• _Task input_:
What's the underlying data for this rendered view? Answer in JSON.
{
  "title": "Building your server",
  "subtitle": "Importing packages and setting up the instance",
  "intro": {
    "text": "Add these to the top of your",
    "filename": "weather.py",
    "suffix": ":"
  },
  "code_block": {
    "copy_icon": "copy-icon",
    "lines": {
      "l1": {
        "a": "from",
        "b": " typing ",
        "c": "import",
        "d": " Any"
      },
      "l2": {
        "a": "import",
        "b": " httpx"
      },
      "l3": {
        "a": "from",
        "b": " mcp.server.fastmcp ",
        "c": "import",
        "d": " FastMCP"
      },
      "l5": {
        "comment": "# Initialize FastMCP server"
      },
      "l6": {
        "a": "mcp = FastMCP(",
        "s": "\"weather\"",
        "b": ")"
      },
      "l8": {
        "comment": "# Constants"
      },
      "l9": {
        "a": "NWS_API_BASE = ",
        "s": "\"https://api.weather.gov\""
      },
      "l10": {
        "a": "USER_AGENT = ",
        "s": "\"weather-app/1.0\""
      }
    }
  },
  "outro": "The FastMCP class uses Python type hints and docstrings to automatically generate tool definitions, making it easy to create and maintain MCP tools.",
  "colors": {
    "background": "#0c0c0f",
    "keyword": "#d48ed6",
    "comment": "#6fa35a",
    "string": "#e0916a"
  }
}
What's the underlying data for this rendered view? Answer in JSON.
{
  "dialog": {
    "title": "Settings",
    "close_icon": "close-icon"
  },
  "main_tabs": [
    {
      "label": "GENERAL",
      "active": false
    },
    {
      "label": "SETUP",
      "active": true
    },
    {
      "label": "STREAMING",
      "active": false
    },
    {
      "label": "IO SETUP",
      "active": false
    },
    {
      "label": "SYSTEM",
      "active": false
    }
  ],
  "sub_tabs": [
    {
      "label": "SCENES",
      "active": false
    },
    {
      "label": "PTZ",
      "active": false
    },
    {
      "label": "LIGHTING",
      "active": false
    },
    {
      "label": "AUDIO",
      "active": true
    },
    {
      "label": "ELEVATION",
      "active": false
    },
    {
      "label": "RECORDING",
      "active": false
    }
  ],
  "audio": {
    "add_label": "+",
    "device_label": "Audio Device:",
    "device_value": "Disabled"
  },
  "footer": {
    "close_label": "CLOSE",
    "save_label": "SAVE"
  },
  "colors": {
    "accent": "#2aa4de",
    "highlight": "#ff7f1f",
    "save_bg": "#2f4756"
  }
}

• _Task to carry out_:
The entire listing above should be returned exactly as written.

• _Exercise solution_:
What's the underlying data for this rendered view? Answer in JSON.
{
  "title": "Building your server",
  "subtitle": "Importing packages and setting up the instance",
  "intro": {
    "text": "Add these to the top of your",
    "filename": "weather.py",
    "suffix": ":"
  },
  "code_block": {
    "copy_icon": "copy-icon",
    "lines": {
      "l1": {
        "a": "from",
        "b": " typing ",
        "c": "import",
        "d": " Any"
      },
      "l2": {
        "a": "import",
        "b": " httpx"
      },
      "l3": {
        "a": "from",
        "b": " mcp.server.fastmcp ",
        "c": "import",
        "d": " FastMCP"
      },
      "l5": {
        "comment": "# Initialize FastMCP server"
      },
      "l6": {
        "a": "mcp = FastMCP(",
        "s": "\"weather\"",
        "b": ")"
      },
      "l8": {
        "comment": "# Constants"
      },
      "l9": {
        "a": "NWS_API_BASE = ",
        "s": "\"https://api.weather.gov\""
      },
      "l10": {
        "a": "USER_AGENT = ",
        "s": "\"weather-app/1.0\""
      }
    }
  },
  "outro": "The FastMCP class uses Python type hints and docstrings to automatically generate tool definitions, making it easy to create and maintain MCP tools.",
  "colors": {
    "background": "#0c0c0f",
    "keyword": "#d48ed6",
    "comment": "#6fa35a",
    "string": "#e0916a"
  }
}
What's the underlying data for this rendered view? Answer in JSON.
{
  "dialog": {
    "title": "Settings",
    "close_icon": "close-icon"
  },
  "main_tabs": [
    {
      "label": "GENERAL",
      "active": false
    },
    {
      "label": "SETUP",
      "active": true
    },
    {
      "label": "STREAMING",
      "active": false
    },
    {
      "label": "IO SETUP",
      "active": false
    },
    {
      "label": "SYSTEM",
      "active": false
    }
  ],
  "sub_tabs": [
    {
      "label": "SCENES",
      "active": false
    },
    {
      "label": "PTZ",
      "active": false
    },
    {
      "label": "LIGHTING",
      "active": false
    },
    {
      "label": "AUDIO",
      "active": true
    },
    {
      "label": "ELEVATION",
      "active": false
    },
    {
      "label": "RECORDING",
      "active": false
    }
  ],
  "audio": {
    "add_label": "+",
    "device_label": "Audio Device:",
    "device_value": "Disabled"
  },
  "footer": {
    "close_label": "CLOSE",
    "save_label": "SAVE"
  },
  "colors": {
    "accent": "#2aa4de",
    "highlight": "#ff7f1f",
    "save_bg": "#2f4756"
  }
}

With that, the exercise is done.